Tuesday, May 08, 2007

Peer Reviews and Scientific Consensus

Within academia the gold standard for publication remains peer reviewed journals. Indeed, for many academics, it is the sole standard: so much so in some disciplines, that books (especially textbooks) and any other forms of publication (especially blogs), are discounted relative to peer-reviewed journal articles when decisions are made with respect to tenure, promotion and merit pay. Despite numerous examples of peer-review bias, failings and inaccuracy, the system often appears to be sacrosanct. It is within this context that this post is significant, especially as it profiles comments made by an eminent and well-seasoned academic.
As the review points out:
  • Personal vendettas, ideological conflicts, professional jealousies, methodological disagreements, sheer self-promotion and a great deal of plain incompetence and irresponsibility are no strangers to the scientific world; indeed, that world is rife with these all-too-human attributes. In no event can peer review ensure that research is correct in its procedures or its conclusions.
  • Peer review, on which lay people place great weight, varies from important, where the editors and the referees are competent and responsible, to a complete farce, where they are not.

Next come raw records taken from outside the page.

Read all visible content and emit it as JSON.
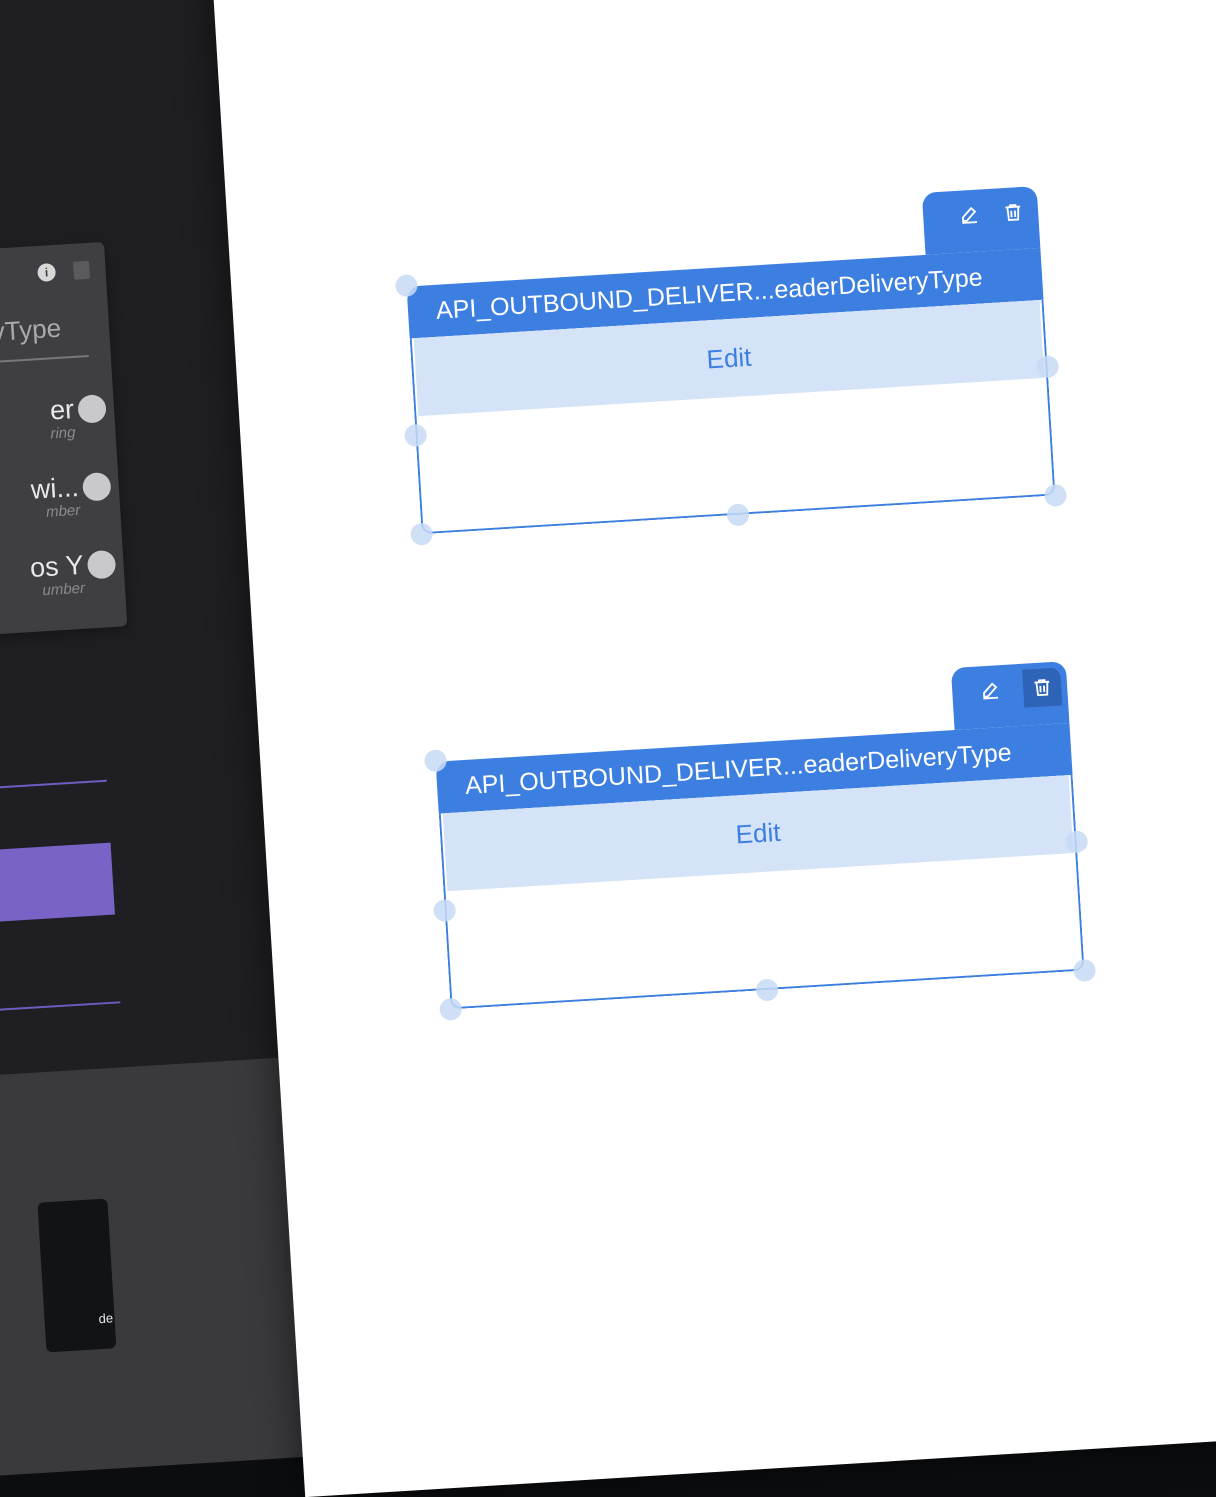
{
  "left_panel": {
    "node": {
      "title_fragment": "yType",
      "fields": [
        {
          "name": "er",
          "type": "ring"
        },
        {
          "name": "wi...",
          "type": "mber"
        },
        {
          "name": "os Y",
          "type": "umber"
        }
      ]
    },
    "mini_node_label": "de",
    "accent_color": "#7a63c6"
  },
  "canvas": {
    "nodes": [
      {
        "title": "API_OUTBOUND_DELIVER...eaderDeliveryType",
        "edit_label": "Edit",
        "tools": [
          "edit-icon",
          "trash-icon"
        ]
      },
      {
        "title": "API_OUTBOUND_DELIVER...eaderDeliveryType",
        "edit_label": "Edit",
        "tools": [
          "edit-icon",
          "trash-icon"
        ]
      }
    ],
    "node_color": "#3c7fe0",
    "edit_row_color": "#d4e3f8"
  }
}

This does not mean that peer-reviewed journals should be abandoned, nor should they be disregarded. However, it does mean we should not place them on an unwarranted not uncritical pedestal, nor should we ignore the value that new media, such as blogs and on-line journals, have as alternative venues for intellectual discourse.